- _Task goal_:
Reply with the data below, repeated exactly in full.

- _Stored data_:
+ + + + + + +
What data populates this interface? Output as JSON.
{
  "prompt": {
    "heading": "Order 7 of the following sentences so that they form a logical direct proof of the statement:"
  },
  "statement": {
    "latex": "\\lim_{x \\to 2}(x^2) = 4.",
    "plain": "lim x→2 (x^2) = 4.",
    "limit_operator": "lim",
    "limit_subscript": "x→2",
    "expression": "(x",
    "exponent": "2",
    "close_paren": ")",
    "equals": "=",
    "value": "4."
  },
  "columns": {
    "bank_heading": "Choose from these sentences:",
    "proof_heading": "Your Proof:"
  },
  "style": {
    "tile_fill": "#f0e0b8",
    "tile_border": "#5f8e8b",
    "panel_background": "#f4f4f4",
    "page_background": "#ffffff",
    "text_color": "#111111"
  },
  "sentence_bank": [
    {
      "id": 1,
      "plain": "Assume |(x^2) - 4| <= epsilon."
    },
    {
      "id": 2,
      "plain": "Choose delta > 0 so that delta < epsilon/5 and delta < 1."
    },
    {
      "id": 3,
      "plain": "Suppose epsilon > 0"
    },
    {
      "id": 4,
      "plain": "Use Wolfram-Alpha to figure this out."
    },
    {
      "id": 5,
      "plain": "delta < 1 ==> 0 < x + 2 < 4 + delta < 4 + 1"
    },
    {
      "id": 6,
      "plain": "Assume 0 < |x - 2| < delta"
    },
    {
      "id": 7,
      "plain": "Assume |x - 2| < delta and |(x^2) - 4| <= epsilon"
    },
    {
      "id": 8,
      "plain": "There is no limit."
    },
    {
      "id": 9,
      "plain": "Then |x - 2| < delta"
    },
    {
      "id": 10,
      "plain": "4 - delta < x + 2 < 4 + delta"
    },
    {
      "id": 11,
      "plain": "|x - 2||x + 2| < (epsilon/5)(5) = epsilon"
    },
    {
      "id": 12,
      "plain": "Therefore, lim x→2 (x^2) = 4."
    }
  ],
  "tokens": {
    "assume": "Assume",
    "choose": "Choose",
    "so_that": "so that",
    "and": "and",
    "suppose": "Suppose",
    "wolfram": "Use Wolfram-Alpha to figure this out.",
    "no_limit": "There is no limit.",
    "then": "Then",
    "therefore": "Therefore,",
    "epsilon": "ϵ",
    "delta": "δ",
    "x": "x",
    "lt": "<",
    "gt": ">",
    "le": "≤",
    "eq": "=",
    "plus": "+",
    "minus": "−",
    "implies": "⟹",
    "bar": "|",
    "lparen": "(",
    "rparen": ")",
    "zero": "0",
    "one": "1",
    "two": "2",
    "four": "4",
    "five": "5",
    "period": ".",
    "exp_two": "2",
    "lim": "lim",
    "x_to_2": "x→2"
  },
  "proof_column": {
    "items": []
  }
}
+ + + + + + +
- _Result for this task_:
What data populates this interface? Output as JSON.
{
  "prompt": {
    "heading": "Order 7 of the following sentences so that they form a logical direct proof of the statement:"
  },
  "statement": {
    "latex": "\\lim_{x \\to 2}(x^2) = 4.",
    "plain": "lim x→2 (x^2) = 4.",
    "limit_operator": "lim",
    "limit_subscript": "x→2",
    "expression": "(x",
    "exponent": "2",
    "close_paren": ")",
    "equals": "=",
    "value": "4."
  },
  "columns": {
    "bank_heading": "Choose from these sentences:",
    "proof_heading": "Your Proof:"
  },
  "style": {
    "tile_fill": "#f0e0b8",
    "tile_border": "#5f8e8b",
    "panel_background": "#f4f4f4",
    "page_background": "#ffffff",
    "text_color": "#111111"
  },
  "sentence_bank": [
    {
      "id": 1,
      "plain": "Assume |(x^2) - 4| <= epsilon."
    },
    {
      "id": 2,
      "plain": "Choose delta > 0 so that delta < epsilon/5 and delta < 1."
    },
    {
      "id": 3,
      "plain": "Suppose epsilon > 0"
    },
    {
      "id": 4,
      "plain": "Use Wolfram-Alpha to figure this out."
    },
    {
      "id": 5,
      "plain": "delta < 1 ==> 0 < x + 2 < 4 + delta < 4 + 1"
    },
    {
      "id": 6,
      "plain": "Assume 0 < |x - 2| < delta"
    },
    {
      "id": 7,
      "plain": "Assume |x - 2| < delta and |(x^2) - 4| <= epsilon"
    },
    {
      "id": 8,
      "plain": "There is no limit."
    },
    {
      "id": 9,
      "plain": "Then |x - 2| < delta"
    },
    {
      "id": 10,
      "plain": "4 - delta < x + 2 < 4 + delta"
    },
    {
      "id": 11,
      "plain": "|x - 2||x + 2| < (epsilon/5)(5) = epsilon"
    },
    {
      "id": 12,
      "plain": "Therefore, lim x→2 (x^2) = 4."
    }
  ],
  "tokens": {
    "assume": "Assume",
    "choose": "Choose",
    "so_that": "so that",
    "and": "and",
    "suppose": "Suppose",
    "wolfram": "Use Wolfram-Alpha to figure this out.",
    "no_limit": "There is no limit.",
    "then": "Then",
    "therefore": "Therefore,",
    "epsilon": "ϵ",
    "delta": "δ",
    "x": "x",
    "lt": "<",
    "gt": ">",
    "le": "≤",
    "eq": "=",
    "plus": "+",
    "minus": "−",
    "implies": "⟹",
    "bar": "|",
    "lparen": "(",
    "rparen": ")",
    "zero": "0",
    "one": "1",
    "two": "2",
    "four": "4",
    "five": "5",
    "period": ".",
    "exp_two": "2",
    "lim": "lim",
    "x_to_2": "x→2"
  },
  "proof_column": {
    "items": []
  }
}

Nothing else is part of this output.